A flare or firework lit by one of the band members performing at the club in Santa Maria may have caused the fire, which started at 2 a.m. Reports also indicate that 117 people are currently being treated at hospitals. The nightclub Kiss, which was holding an event for a local university, was filled with smoke as partygoers fled the scene. Most of the attendees were students at the Federal University of Santa Maria, according to the AP.

“There was so much smoke and fire, it was complete panic and it took a long time for people to get out, there were so many dead,” survivor Luana Silva told the Globo TV Network.

Silva said firefighters and ambulances arrived on the scene promptly, but the flames spread too quickly inside the club.

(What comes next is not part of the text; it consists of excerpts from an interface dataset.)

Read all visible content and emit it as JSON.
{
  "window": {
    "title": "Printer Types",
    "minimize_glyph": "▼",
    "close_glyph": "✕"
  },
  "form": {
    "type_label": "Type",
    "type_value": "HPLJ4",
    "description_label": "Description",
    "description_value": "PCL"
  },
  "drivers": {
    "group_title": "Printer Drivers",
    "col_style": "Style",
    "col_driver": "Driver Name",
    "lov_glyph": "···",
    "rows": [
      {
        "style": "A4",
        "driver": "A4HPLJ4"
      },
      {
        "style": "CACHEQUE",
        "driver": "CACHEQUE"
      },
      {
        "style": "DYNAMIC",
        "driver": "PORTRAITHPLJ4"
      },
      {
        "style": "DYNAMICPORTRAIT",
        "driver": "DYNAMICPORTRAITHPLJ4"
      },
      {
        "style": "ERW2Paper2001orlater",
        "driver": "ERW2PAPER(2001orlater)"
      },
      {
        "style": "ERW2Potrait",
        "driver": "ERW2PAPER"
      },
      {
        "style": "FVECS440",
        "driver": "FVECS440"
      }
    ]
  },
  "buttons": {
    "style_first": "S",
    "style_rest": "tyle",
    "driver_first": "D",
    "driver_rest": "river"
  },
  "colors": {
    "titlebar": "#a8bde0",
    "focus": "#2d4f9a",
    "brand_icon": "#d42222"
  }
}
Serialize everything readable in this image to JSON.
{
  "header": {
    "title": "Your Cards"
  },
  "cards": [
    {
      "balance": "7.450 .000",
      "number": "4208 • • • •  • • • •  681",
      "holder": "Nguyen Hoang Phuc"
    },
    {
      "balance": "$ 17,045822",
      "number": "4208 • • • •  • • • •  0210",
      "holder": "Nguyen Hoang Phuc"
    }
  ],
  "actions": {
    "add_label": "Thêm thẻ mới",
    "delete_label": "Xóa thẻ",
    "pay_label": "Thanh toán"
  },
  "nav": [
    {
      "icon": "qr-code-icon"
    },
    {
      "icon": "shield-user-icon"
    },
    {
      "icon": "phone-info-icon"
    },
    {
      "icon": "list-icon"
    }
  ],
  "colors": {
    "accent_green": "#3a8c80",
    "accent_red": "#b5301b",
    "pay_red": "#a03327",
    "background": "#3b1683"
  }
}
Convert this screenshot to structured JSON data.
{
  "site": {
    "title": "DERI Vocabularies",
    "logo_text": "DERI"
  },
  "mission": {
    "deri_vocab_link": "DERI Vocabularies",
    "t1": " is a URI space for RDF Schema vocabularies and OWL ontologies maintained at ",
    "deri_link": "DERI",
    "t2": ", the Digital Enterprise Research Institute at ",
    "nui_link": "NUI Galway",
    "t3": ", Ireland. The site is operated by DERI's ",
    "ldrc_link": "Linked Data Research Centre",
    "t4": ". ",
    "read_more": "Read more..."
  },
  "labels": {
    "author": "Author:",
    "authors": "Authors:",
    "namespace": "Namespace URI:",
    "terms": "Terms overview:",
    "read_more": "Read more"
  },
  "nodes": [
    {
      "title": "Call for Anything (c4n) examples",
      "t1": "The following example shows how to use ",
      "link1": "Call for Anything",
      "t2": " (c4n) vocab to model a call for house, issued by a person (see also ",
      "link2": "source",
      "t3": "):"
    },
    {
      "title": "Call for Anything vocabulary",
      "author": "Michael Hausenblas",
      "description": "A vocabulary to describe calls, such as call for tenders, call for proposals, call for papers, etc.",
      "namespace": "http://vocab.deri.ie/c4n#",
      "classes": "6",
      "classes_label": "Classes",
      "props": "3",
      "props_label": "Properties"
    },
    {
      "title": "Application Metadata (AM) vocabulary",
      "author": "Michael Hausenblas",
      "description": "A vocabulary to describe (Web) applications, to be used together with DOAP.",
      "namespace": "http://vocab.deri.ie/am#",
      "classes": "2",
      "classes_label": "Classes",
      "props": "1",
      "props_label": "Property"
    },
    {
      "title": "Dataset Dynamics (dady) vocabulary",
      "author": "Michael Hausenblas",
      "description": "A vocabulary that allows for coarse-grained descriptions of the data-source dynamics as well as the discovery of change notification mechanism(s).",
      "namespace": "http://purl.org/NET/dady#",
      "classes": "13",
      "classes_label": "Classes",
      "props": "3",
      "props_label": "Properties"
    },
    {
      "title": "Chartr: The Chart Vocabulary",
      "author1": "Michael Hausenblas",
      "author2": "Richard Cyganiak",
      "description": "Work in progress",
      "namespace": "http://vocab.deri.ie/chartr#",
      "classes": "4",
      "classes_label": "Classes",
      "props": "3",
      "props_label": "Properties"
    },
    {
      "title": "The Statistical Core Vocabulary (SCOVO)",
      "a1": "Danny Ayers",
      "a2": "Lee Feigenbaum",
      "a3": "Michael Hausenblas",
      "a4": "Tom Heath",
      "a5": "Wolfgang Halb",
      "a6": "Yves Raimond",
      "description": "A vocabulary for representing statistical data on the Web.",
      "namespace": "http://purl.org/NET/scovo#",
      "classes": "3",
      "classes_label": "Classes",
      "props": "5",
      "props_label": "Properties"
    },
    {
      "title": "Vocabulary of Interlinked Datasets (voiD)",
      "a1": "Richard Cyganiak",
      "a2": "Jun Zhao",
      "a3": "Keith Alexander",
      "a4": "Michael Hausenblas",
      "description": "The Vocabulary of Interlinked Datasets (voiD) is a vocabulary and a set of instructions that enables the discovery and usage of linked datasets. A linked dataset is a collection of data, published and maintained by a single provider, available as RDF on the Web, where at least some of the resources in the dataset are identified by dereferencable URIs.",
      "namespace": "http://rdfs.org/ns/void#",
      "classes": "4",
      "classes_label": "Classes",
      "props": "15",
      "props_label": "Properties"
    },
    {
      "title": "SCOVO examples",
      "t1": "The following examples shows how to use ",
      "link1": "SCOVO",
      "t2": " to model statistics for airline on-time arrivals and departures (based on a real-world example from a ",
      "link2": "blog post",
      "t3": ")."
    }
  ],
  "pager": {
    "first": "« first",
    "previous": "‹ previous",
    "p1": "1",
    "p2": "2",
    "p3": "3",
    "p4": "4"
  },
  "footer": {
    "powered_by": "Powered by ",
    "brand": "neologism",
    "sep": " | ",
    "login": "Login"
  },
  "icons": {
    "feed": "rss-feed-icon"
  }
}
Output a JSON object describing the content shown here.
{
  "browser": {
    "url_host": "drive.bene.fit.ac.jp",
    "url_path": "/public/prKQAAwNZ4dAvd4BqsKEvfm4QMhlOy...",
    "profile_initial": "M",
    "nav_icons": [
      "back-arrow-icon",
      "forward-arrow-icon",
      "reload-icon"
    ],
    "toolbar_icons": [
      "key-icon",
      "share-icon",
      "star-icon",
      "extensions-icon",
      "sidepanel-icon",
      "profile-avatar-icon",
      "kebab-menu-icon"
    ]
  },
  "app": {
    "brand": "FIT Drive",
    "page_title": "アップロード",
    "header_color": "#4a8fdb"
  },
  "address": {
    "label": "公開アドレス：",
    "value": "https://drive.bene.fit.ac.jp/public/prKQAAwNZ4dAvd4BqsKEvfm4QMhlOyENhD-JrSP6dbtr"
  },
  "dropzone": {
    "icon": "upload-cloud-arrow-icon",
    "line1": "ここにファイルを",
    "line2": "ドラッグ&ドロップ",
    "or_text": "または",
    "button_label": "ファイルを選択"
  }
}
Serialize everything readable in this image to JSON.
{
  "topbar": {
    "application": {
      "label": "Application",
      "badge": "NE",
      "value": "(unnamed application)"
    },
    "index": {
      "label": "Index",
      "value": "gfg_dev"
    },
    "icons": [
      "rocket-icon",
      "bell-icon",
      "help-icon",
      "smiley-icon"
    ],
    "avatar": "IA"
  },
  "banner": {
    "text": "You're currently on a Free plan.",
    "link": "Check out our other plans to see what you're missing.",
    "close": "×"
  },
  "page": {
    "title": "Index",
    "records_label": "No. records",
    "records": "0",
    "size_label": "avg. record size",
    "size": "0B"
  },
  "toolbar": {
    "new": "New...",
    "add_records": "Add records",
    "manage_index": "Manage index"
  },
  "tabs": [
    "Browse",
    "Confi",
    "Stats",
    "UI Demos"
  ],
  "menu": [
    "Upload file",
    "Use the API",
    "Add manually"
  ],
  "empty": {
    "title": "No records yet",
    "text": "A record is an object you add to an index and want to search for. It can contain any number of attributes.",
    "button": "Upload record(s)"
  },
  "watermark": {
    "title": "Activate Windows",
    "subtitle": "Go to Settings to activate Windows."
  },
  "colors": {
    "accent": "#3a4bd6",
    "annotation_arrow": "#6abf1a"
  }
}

Another survivor, Michele Periera, described the scene to the Folha de Sao Paulo newspaper: “The band that was onstage began to use flares, and, suddenly, they stopped the show and pointed them upward. At that point the ceiling caught fire. It was really weak but in a matter of seconds it spread.”

A security guard at the club, whom newspaper Diario de Santa Maria identified as Rodrigo Moura, said the nightclub was at its maximum capacity of between 1,000 and 2,000 people, and partygoers were shoving each other in the panic to escape.

Most of the dead suffocated inside the club, Dr. Paulo Alfonso Beltrame told the AP.

“Large amounts of toxic smoke quickly filled the room and I would say that at least 90 percent of victims died of asphyxiation,” he said via telephone. “The toxic smoke made people lose their sense of direction so they were unable to find their way to the exit. Apparently they confused the bathroom door with the exit door.”

It’s also unclear if there were any emergency exits. One survivor told G1 that the front door was the only known exit.

Brazilian President Dilma Rousseff flew back from a summit in Santiago, Chile, because of the disaster.

“We are together necessarily,” Rousseff said. “We are going to make it through this tragedy.”